The interest rate, then, always tends to be uniform throughout its time structure. What happens if the interest rate is expected to change in the near future? In that case, there will be a similar process as in the case of speculation in commodities. Speculators will bid up the interest rate in the expectation of an imminent rise or bid down the rate in expectation of a fall. Clearly, the earlier a rise or fall is expected to take place, the greater proportionately will be the effect on the speculators, and the greater impact it will have on current movement in the rate. In the case of a commodity, stocks would be withheld in expectation of a rise in demand and price, and then released, thereby effecting a more rapid transition to the price eventually established by underlying supply-and-demand forces. Similarly, in this case money will tend to be withheld from investments and held in cash balances until the rate reaches its expected higher level, or dislodged from cash balances and added to investment if the rate of interest is expected to be lower. This action will speed up the transition to the rate determined by the new alignment of basic time preferences. Just as speculative errors in regard to commodity prices cause losses and impel further change to the “real” underlying price, so speculative errors will be self-correcting here too and lead the rate of interest to the height determined by underlying time preferences.
The time-structure diagram of interest, then, will rather tend to be as depicted in Figure 55.
The absurdity of separating the long-run and the short-run interest rates becomes evident when we realize that the basic interest rate is the natural rate of interest on investments, not interest on the producers’ loan market. We have already seen the essential identity of the rate of earnings on the loan market with that on the stock market. If we consider the stock market, it becomes obvious that there is no distinction in rates between short-run and long-run investments. Different firms engage in stages of production of varying lengths; yet the stock market equates the rate of interest on all investments, obliterating the differences in time structure so thoroughly that it becomes difficult for many writers to grasp the very concept of period of production. But since the operations of the stock market and the loan market are essentially the same, it is obvious that there is no difference in causal explanation between short-run and long-run interest rates. Those writers who postulate an essential difference between the nature of long-run and short-run rates have been misled by a common penchant for considering the time market as confined exclusively to the loan market, when in fact the loan market is only a dependent one.40
In actual practice, it may well happen that either the short-run loan market or the long-run market may change first, with the other market following. Which market characteristically changes first is the outcome of the concrete conditions.41
- 38. See Mises, Human Action, p. 541.
- 39. Since the writing of this text, Professor Luckett has published a critique of Lutz similar in part. See Dudley G. Luckett, “Professor Lutz and the Structure of Interest Rates,” Quarterly Journal of Economics, February, 1959, pp. 131–44. Also see J.M. Culbertson, “The Term Structure of Interest Rates,” ibid., November, 1957, pp. 485–517.
- 40. Since the writing of this text, Professor Luckett has published a critique of Lutz similar in part.
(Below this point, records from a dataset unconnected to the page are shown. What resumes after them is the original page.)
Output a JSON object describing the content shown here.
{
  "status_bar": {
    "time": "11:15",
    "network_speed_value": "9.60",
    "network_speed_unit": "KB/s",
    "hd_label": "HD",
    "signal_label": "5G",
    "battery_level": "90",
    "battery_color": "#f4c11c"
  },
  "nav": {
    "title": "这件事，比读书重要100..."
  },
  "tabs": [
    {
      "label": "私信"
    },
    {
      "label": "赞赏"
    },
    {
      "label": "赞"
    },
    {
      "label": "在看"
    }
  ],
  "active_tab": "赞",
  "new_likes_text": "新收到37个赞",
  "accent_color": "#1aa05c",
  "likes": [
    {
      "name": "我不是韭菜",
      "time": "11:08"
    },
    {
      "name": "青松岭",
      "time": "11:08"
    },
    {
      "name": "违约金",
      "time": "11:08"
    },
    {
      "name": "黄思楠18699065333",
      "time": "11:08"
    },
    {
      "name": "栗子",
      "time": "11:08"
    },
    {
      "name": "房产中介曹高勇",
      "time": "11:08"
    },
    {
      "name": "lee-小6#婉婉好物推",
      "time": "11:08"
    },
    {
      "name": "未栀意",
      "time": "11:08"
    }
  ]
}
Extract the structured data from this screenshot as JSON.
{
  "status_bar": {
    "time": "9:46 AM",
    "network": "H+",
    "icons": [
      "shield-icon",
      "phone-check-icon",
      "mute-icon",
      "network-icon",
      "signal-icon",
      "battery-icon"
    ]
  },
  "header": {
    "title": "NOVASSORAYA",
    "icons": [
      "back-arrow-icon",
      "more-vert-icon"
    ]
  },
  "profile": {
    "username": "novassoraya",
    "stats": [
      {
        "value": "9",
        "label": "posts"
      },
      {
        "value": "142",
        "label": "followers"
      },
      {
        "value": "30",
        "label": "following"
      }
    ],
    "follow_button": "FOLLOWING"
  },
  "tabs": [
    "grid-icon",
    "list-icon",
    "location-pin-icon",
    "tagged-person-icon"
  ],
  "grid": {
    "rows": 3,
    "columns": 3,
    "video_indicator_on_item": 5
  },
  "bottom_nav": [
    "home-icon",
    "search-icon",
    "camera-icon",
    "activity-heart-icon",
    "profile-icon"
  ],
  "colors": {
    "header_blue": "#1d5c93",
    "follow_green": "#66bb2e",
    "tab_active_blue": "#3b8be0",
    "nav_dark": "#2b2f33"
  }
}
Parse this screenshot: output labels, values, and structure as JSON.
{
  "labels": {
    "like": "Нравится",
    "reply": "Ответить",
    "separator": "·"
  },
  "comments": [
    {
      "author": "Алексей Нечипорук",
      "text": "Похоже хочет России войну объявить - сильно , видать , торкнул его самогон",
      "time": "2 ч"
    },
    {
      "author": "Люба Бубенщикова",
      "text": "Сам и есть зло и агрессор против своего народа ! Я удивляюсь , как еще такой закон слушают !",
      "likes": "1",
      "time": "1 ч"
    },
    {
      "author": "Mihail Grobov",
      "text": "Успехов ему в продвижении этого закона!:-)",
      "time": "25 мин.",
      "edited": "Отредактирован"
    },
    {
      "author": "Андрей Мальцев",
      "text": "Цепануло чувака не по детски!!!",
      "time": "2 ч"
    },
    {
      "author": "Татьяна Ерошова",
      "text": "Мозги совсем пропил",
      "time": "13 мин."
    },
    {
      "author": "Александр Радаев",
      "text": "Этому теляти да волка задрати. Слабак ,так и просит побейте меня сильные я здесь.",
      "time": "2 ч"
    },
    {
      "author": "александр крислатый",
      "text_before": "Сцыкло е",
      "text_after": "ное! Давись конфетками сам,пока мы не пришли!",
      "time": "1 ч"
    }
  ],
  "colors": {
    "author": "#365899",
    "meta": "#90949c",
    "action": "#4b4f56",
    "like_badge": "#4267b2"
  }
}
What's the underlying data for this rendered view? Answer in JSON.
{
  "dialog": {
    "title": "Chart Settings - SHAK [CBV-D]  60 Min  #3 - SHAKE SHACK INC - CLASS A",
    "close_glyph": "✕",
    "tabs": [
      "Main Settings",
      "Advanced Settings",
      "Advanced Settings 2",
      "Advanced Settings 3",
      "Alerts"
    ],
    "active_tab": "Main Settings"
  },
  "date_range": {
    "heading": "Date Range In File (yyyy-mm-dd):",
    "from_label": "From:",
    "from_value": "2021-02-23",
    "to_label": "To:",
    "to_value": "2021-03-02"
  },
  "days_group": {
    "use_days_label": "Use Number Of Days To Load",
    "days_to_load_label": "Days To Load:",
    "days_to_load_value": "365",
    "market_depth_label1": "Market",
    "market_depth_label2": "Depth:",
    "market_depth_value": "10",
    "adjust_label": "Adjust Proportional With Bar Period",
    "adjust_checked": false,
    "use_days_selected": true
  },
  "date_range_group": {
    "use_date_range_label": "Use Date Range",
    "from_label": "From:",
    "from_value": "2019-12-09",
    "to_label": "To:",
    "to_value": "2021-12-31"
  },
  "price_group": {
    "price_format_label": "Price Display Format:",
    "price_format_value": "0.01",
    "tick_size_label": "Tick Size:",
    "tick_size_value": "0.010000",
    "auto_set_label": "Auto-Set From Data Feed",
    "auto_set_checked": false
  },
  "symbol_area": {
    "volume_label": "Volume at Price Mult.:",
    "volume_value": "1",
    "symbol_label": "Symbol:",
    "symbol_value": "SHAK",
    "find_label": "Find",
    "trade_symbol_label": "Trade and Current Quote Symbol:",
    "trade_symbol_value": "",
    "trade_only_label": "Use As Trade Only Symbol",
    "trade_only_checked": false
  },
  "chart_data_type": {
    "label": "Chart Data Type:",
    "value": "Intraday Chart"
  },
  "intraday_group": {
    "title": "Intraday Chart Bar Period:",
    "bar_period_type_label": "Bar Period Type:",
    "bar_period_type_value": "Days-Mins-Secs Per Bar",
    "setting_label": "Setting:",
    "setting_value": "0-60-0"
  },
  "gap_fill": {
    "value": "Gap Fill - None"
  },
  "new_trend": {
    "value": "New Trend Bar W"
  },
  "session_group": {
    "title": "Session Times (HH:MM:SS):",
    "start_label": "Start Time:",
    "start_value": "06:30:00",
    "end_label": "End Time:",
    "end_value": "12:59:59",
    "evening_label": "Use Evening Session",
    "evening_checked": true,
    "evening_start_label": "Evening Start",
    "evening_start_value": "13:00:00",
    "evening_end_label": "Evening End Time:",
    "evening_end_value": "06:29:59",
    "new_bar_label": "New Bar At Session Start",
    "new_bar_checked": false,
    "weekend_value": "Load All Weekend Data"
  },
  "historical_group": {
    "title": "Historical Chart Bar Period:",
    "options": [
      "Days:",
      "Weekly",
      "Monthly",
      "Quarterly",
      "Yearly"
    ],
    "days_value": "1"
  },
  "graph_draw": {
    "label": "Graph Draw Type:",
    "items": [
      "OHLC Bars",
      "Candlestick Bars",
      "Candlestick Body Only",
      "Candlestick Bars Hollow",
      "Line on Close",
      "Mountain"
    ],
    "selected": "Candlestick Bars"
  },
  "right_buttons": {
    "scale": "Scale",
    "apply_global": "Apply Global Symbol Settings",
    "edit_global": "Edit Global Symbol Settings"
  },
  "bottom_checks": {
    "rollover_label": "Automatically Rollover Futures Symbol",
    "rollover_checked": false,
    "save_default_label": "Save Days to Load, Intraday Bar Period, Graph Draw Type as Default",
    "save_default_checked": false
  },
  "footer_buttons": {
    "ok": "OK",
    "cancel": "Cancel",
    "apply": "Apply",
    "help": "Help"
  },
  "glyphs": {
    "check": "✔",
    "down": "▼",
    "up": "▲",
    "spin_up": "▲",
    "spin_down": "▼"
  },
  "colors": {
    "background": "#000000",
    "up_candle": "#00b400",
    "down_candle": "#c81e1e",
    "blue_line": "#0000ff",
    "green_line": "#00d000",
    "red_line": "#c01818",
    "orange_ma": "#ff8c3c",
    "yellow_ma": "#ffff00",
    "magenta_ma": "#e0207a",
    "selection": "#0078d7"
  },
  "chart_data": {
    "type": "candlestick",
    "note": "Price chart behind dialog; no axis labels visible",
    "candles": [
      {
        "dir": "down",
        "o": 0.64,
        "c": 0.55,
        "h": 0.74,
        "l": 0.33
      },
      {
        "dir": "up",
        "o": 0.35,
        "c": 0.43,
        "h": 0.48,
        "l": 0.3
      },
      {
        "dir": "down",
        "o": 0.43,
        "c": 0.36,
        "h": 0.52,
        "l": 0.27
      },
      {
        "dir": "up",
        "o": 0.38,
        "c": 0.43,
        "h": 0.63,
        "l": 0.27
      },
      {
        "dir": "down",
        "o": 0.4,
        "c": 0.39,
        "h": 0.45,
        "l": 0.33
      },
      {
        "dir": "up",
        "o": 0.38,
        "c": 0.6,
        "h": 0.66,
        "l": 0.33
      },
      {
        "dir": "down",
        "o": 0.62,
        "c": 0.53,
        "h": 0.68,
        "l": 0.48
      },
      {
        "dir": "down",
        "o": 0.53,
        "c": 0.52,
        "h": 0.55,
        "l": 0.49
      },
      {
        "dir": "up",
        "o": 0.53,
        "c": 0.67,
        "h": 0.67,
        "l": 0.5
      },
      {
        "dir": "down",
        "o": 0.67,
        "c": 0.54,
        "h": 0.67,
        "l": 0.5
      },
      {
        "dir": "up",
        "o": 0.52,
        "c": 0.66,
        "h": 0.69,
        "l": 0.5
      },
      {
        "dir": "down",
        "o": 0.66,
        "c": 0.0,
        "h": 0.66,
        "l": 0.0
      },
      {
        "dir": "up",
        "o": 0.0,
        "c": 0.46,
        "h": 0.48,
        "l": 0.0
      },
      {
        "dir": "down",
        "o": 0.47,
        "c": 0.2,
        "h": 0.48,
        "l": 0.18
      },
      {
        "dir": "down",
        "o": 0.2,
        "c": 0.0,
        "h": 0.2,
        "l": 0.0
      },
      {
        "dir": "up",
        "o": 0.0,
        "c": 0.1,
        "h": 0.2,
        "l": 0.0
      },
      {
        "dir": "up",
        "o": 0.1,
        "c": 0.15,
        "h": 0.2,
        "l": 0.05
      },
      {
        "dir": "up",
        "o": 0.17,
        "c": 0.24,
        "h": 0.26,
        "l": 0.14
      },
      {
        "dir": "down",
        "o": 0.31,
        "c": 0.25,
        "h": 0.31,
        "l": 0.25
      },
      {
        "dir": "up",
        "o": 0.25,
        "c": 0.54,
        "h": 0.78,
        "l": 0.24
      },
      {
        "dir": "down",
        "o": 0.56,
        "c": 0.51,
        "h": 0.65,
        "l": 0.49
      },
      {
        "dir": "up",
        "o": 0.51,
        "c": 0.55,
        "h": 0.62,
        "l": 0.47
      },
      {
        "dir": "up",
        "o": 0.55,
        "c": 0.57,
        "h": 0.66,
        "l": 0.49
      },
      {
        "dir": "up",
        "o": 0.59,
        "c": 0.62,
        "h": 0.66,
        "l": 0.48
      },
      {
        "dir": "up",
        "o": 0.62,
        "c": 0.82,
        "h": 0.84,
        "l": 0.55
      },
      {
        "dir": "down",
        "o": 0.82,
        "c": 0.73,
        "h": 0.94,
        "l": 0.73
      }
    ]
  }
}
See Dudley G. Luckett, “Professor Lutz and the Structure of Interest Rates,” Quarterly Journal of Economics, February, 1959, pp. 131–44. Also see J.M. Culbertson, “The Term Structure of Interest Rates,” ibid., November, 1957, pp. 485–517.
- 41. See Mises, Human Action, p. 541.